Later in WWII the need for a shorter, lighter rifle for use in the jungles of the Far East led to the development of the Rifle, No. 5 Mk I (the "Jungle Carbine") With a severely cut-down stock, a prominent flash hider, and a receiver machined to remove all unnecessary metal, the No. 5 was both shorter and 2 lb (0.9 kg) lighter. Despite a rubber butt-pad, the .303 round produced too much recoil for the No. 5 to be suitable for general issue. Production of the No. 5 Mk I ceased in 1947 due to an "inherent fault in the design", often said to be a "wandering zero" and accuracy problems. However, the No. 5 Mk I was popular with soldiers owing to its light weight, portability, and shorter overall length than a standard Lee-Enfield rifle.

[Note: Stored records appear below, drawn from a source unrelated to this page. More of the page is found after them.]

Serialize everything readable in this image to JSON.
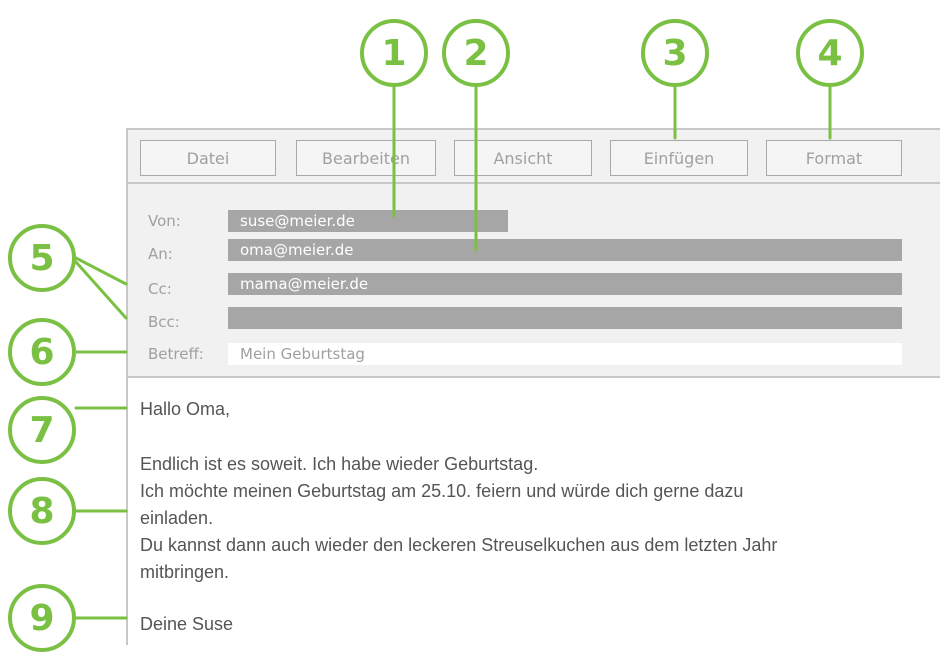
{
  "colors": {
    "accent": "#7ac043",
    "field_fill": "#a6a6a6",
    "panel_background": "#f1f1f1"
  },
  "menu": [
    "Datei",
    "Bearbeiten",
    "Ansicht",
    "Einfügen",
    "Format"
  ],
  "header": {
    "from_label": "Von:",
    "from_value": "suse@meier.de",
    "to_label": "An:",
    "to_value": "oma@meier.de",
    "cc_label": "Cc:",
    "cc_value": "mama@meier.de",
    "bcc_label": "Bcc:",
    "bcc_value": "",
    "subject_label": "Betreff:",
    "subject_value": "Mein Geburtstag"
  },
  "body": {
    "greeting": "Hallo Oma,",
    "lines": [
      "Endlich ist es soweit. Ich habe wieder Geburtstag.",
      "Ich möchte meinen Geburtstag am 25.10. feiern und würde dich gerne dazu",
      "einladen.",
      "Du kannst dann auch wieder den leckeren Streuselkuchen aus dem letzten Jahr",
      "mitbringen."
    ],
    "signature": "Deine Suse"
  },
  "callouts": [
    "1",
    "2",
    "3",
    "4",
    "5",
    "6",
    "7",
    "8",
    "9"
  ]
}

An Australian experimental version of Jungle Carbine, designated Rifle, No. 6, Mk I was also developed, using an SMLE MK III* as a starting point (as opposed to the No. 4 Mk I used to develop the No. 5 Mk I Jungle Carbine). The No. 6 Mk I never entered full production, and examples today are extremely rare and valuable to collectors. A "Shortened and Lightened" version of the SMLE Mk III* rifle was also trialled by the Australian military, and a very small number were manufactured at SAF Lithgow during the course of WWII.

 

Military Guns